Hello, Elijah Speaking
I refer, of course, to the biblical prophet Elijah, one of the major figures in the Book of Kings. He was renowned for his fierce stand against idol worship and his dramatic ascent to heaven in a chariot of fire.
But Elijah also has a gentler side. According to Jewish tradition, he is present at every circumcision. He visits every Jewish home toward the end of the Passover seder to take a sip of wine or grape juice from the special cup each household lovingly sets aside for him. And every Saturday night Jews sing a hymn asking that he appear to announce the arrival of the Messiah, heralding a time of peace and tranquility the like of which we have never seen on earth.
In Jewish folklore, Elijah the Prophet is a kind of Jewish Superman. (Or perhaps Superman is the American Elijah?) He is the one who steps in at the last possible moment, when the situation is desperate and there seems to be no way out. No task is too great for him, no method too dangerous, if it means saving the life or livelihood of a person in trouble. According to one story, Elijah once appeared in the guise of a prostitute in order to rescue an innocent man fleeing capture. In another, he built a palace by himself overnight in order to save the livelihood of a poor man. Elijah is also learned in all the secrets of the cosmos, though only a privileged few merit to study them together with the immortal prophet.
In every generation, including this one, people have their own stories to tell about meeting Elijah. All these stories have one thing in common: when things are at their worst, Elijah the Prophet appears to save the situation, giving people the encouragement they need to go on or just doing something nice for someone who could use a favor.
Does Elijah the Prophet really spend his time roaming the earth, seeking out people who need help? I don’t know. But I believe that Elijah is potentially every one of us. To put it another way, perhaps every human being is endowed with a spark of Elijah’s essence. At some point in our lives, someone may need help just when we happen to be able to provide it. And as soon as we take up the challenge we become Elijah, if only for a brief moment. That’s what I think, anyway.

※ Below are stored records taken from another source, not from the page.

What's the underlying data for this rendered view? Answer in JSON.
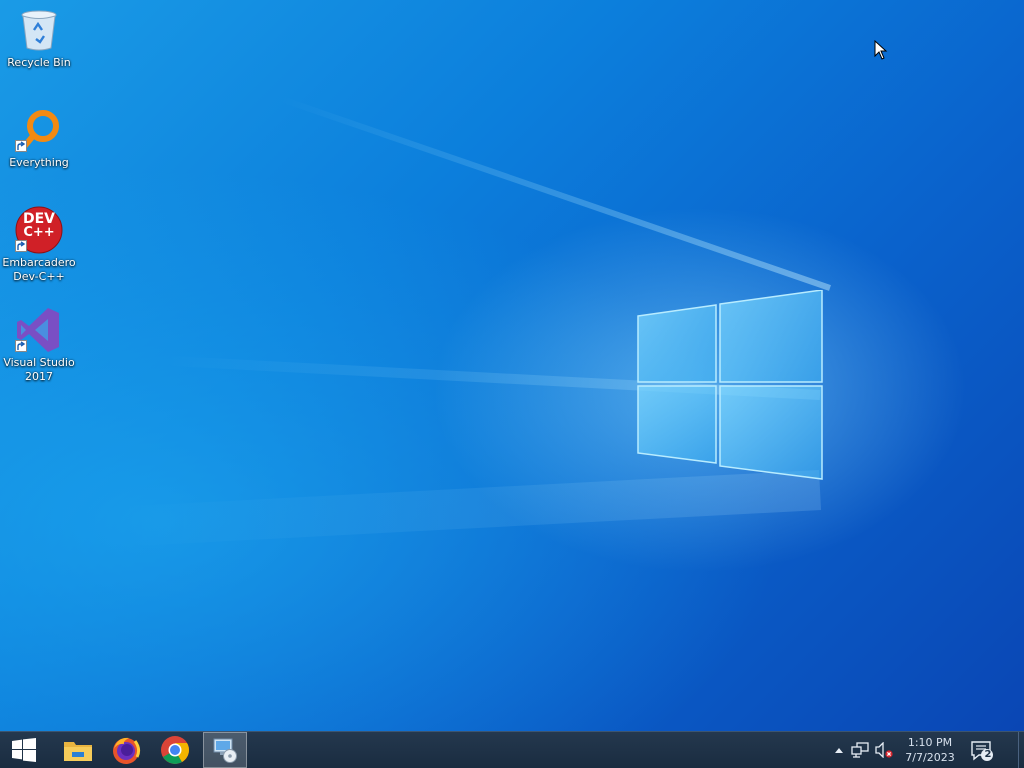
{
  "desktop": {
    "icons": [
      {
        "label": "Recycle Bin",
        "icon": "recycle-bin-icon",
        "shortcut": false
      },
      {
        "label": "Everything",
        "icon": "everything-search-icon",
        "shortcut": true
      },
      {
        "label": "Embarcadero Dev-C++",
        "icon": "devcpp-icon",
        "shortcut": true,
        "icon_text_top": "DEV",
        "icon_text_bottom": "C++"
      },
      {
        "label": "Visual Studio 2017",
        "icon": "visual-studio-icon",
        "shortcut": true
      }
    ]
  },
  "taskbar": {
    "start": {
      "icon": "windows-start-icon"
    },
    "pinned": [
      {
        "name": "File Explorer",
        "icon": "file-explorer-icon",
        "active": false
      },
      {
        "name": "Firefox",
        "icon": "firefox-icon",
        "active": false
      },
      {
        "name": "Google Chrome",
        "icon": "chrome-icon",
        "active": false
      },
      {
        "name": "Remote Desktop",
        "icon": "remote-desktop-icon",
        "active": true
      }
    ],
    "tray": {
      "icons": [
        "chevron-up-icon",
        "network-icon",
        "volume-muted-icon"
      ],
      "time": "1:10 PM",
      "date": "7/7/2023",
      "notification_count": "2"
    }
  },
  "colors": {
    "wallpaper_accent": "#0a62cc",
    "taskbar": "#1c3046",
    "clock_text": "#d8e2ee"
  }
}
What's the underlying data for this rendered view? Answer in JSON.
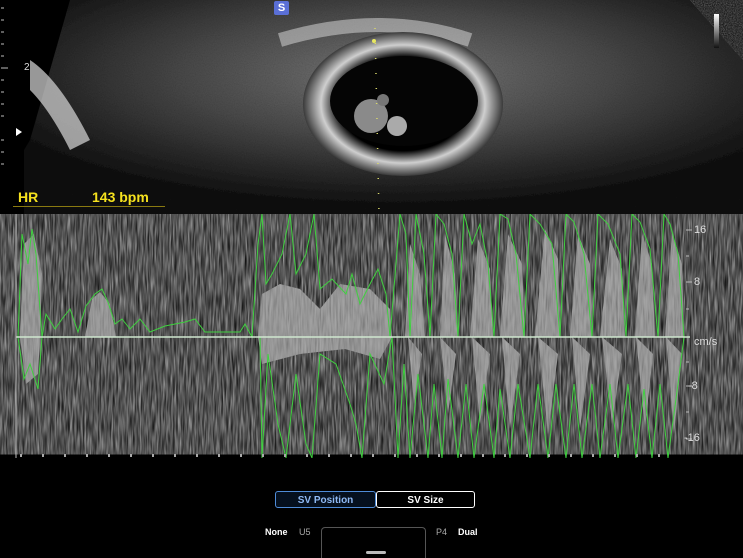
{
  "bmode": {
    "badge": "S",
    "depth_mark": "2",
    "heart_rate": {
      "label": "HR",
      "value": "143 bpm"
    }
  },
  "doppler": {
    "ticks": [
      "16",
      "8",
      "-8",
      "-16"
    ],
    "unit": "cm/s"
  },
  "controls": {
    "sv_position": "SV Position",
    "sv_size": "SV Size",
    "left_label": "None",
    "left_value": "U5",
    "right_value": "P4",
    "right_label": "Dual"
  },
  "icons": [
    "focus-marker-icon",
    "grey-scale-bar",
    "knob-icon"
  ]
}
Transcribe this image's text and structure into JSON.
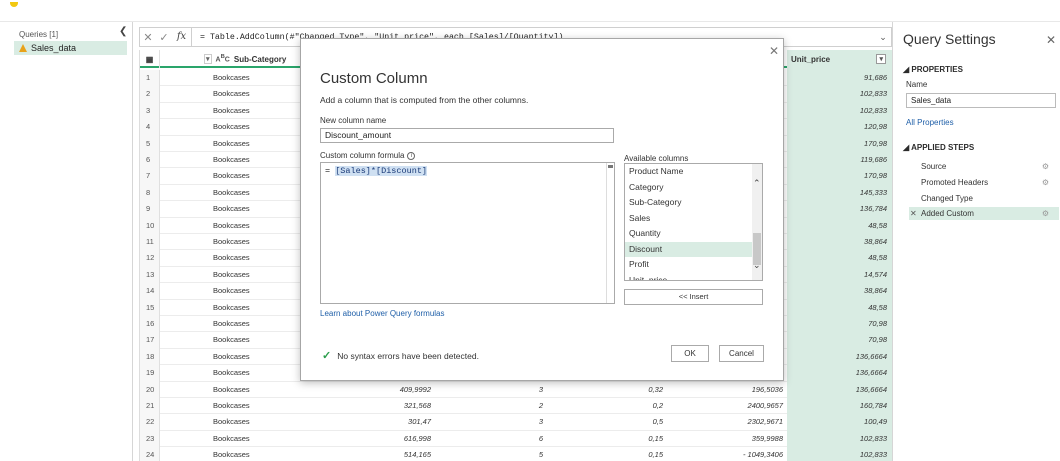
{
  "queries": {
    "header": "Queries [1]",
    "items": [
      {
        "label": "Sales_data"
      }
    ]
  },
  "formula_bar": {
    "text": "= Table.AddColumn(#\"Changed Type\", \"Unit_price\", each [Sales]/[Quantity])"
  },
  "grid": {
    "columns": {
      "subcategory": "Sub-Category",
      "unit_price": "Unit_price"
    },
    "rows": [
      {
        "n": "1",
        "cat": "Bookcases",
        "v1": "",
        "v2": "",
        "v3": "",
        "v4": "",
        "up": "91,686"
      },
      {
        "n": "2",
        "cat": "Bookcases",
        "v1": "",
        "v2": "",
        "v3": "",
        "v4": "",
        "up": "102,833"
      },
      {
        "n": "3",
        "cat": "Bookcases",
        "v1": "",
        "v2": "",
        "v3": "",
        "v4": "",
        "up": "102,833"
      },
      {
        "n": "4",
        "cat": "Bookcases",
        "v1": "",
        "v2": "",
        "v3": "",
        "v4": "",
        "up": "120,98"
      },
      {
        "n": "5",
        "cat": "Bookcases",
        "v1": "",
        "v2": "",
        "v3": "",
        "v4": "",
        "up": "170,98"
      },
      {
        "n": "6",
        "cat": "Bookcases",
        "v1": "",
        "v2": "",
        "v3": "",
        "v4": "",
        "up": "119,686"
      },
      {
        "n": "7",
        "cat": "Bookcases",
        "v1": "",
        "v2": "",
        "v3": "",
        "v4": "",
        "up": "170,98"
      },
      {
        "n": "8",
        "cat": "Bookcases",
        "v1": "",
        "v2": "",
        "v3": "",
        "v4": "",
        "up": "145,333"
      },
      {
        "n": "9",
        "cat": "Bookcases",
        "v1": "",
        "v2": "",
        "v3": "",
        "v4": "",
        "up": "136,784"
      },
      {
        "n": "10",
        "cat": "Bookcases",
        "v1": "",
        "v2": "",
        "v3": "",
        "v4": "",
        "up": "48,58"
      },
      {
        "n": "11",
        "cat": "Bookcases",
        "v1": "",
        "v2": "",
        "v3": "",
        "v4": "",
        "up": "38,864"
      },
      {
        "n": "12",
        "cat": "Bookcases",
        "v1": "",
        "v2": "",
        "v3": "",
        "v4": "",
        "up": "48,58"
      },
      {
        "n": "13",
        "cat": "Bookcases",
        "v1": "",
        "v2": "",
        "v3": "",
        "v4": "",
        "up": "14,574"
      },
      {
        "n": "14",
        "cat": "Bookcases",
        "v1": "",
        "v2": "",
        "v3": "",
        "v4": "",
        "up": "38,864"
      },
      {
        "n": "15",
        "cat": "Bookcases",
        "v1": "",
        "v2": "",
        "v3": "",
        "v4": "",
        "up": "48,58"
      },
      {
        "n": "16",
        "cat": "Bookcases",
        "v1": "",
        "v2": "",
        "v3": "",
        "v4": "",
        "up": "70,98"
      },
      {
        "n": "17",
        "cat": "Bookcases",
        "v1": "",
        "v2": "",
        "v3": "",
        "v4": "",
        "up": "70,98"
      },
      {
        "n": "18",
        "cat": "Bookcases",
        "v1": "",
        "v2": "",
        "v3": "",
        "v4": "",
        "up": "136,6664"
      },
      {
        "n": "19",
        "cat": "Bookcases",
        "v1": "",
        "v2": "",
        "v3": "",
        "v4": "",
        "up": "136,6664"
      },
      {
        "n": "20",
        "cat": "Bookcases",
        "v1": "409,9992",
        "v2": "3",
        "v3": "0,32",
        "v4": "196,5036",
        "up": "136,6664"
      },
      {
        "n": "21",
        "cat": "Bookcases",
        "v1": "321,568",
        "v2": "2",
        "v3": "0,2",
        "v4": "2400,9657",
        "up": "160,784"
      },
      {
        "n": "22",
        "cat": "Bookcases",
        "v1": "301,47",
        "v2": "3",
        "v3": "0,5",
        "v4": "2302,9671",
        "up": "100,49"
      },
      {
        "n": "23",
        "cat": "Bookcases",
        "v1": "616,998",
        "v2": "6",
        "v3": "0,15",
        "v4": "359,9988",
        "up": "102,833"
      },
      {
        "n": "24",
        "cat": "Bookcases",
        "v1": "514,165",
        "v2": "5",
        "v3": "0,15",
        "v4": "- 1049,3406",
        "up": "102,833"
      }
    ]
  },
  "query_settings": {
    "title": "Query Settings",
    "properties_label": "PROPERTIES",
    "name_label": "Name",
    "name_value": "Sales_data",
    "all_properties": "All Properties",
    "applied_steps_label": "APPLIED STEPS",
    "steps": [
      {
        "label": "Source"
      },
      {
        "label": "Promoted Headers"
      },
      {
        "label": "Changed Type"
      },
      {
        "label": "Added Custom"
      }
    ]
  },
  "dialog": {
    "title": "Custom Column",
    "description": "Add a column that is computed from the other columns.",
    "new_column_label": "New column name",
    "new_column_value": "Discount_amount",
    "formula_label": "Custom column formula",
    "formula_prefix": "= ",
    "formula_highlight": "[Sales]*[Discount]",
    "available_label": "Available columns",
    "available_columns": [
      "Product Name",
      "Category",
      "Sub-Category",
      "Sales",
      "Quantity",
      "Discount",
      "Profit",
      "Unit_price"
    ],
    "selected_column": "Discount",
    "insert_label": "<< Insert",
    "learn_link": "Learn about Power Query formulas",
    "status": "No syntax errors have been detected.",
    "ok_label": "OK",
    "cancel_label": "Cancel"
  },
  "colors": {
    "accent_green": "#2aa56b",
    "selection_bg": "#d9ece3",
    "link_blue": "#1f5fa8",
    "warning": "#e8a21a",
    "check": "#2a9d4b"
  }
}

Here’s an example. About fifteen years ago a newly observant friend of mine was in a bookstore in a small Israeli town. He wanted to buy a prayer book but was a bit short of cash. Another man who did not know my friend at all happened to be in the store just then and overheard the conversation between my friend and the proprietor. He rushed over to the counter, plunked down the remaining amount and dashed out of the bookstore before my friend could thank him. My friend was convinced that this man was Elijah. I agree.
Then there’s what happened to a close friend of mine just a few weeks ago. This extraordinary woman has been caring for her seriously ill husband for more than a year and a half. Unfortunately, during this time their financial situation has become quite challenging, to put it mildly.
Early one morning, my friend’s doorbell rang. Since she was busy taking care of her husband, she couldn’t answer right away. When she opened the door a short while later, she found a plastic bag tied to the screen-door latch containing hot, fresh bread and an unmarked envelope. The envelope contained a generous donation for my friend and her husband. There was nothing else, no note of explanation. Just the bread and the envelope.
As my astonished friend stood holding the bag, her phone rang. On the other end was a woman whose voice she didn’t recognize.
“Are you home?” the woman asked.
“Yes,” my friend replied, perplexed. “Who is this?”
“We left a bag on your door,” the woman said. “Did you find it?”
“Yes, but who is this?” my friend persisted.
“That’s not important,” the woman answered.
“Please, I would really like to be able to thank you properly,” my friend said.
“No, no, it’s really not important,” the woman said. “I just wanted to make sure you received the bag.”
“But I want to thank you,” my friend said. “Please, won’t you tell me who you are?”
“Friends,” the woman answered. “We just want to help. All the best to you.”
And with that, Elijah said goodbye and hung up.
(Cross-posted on Israelity)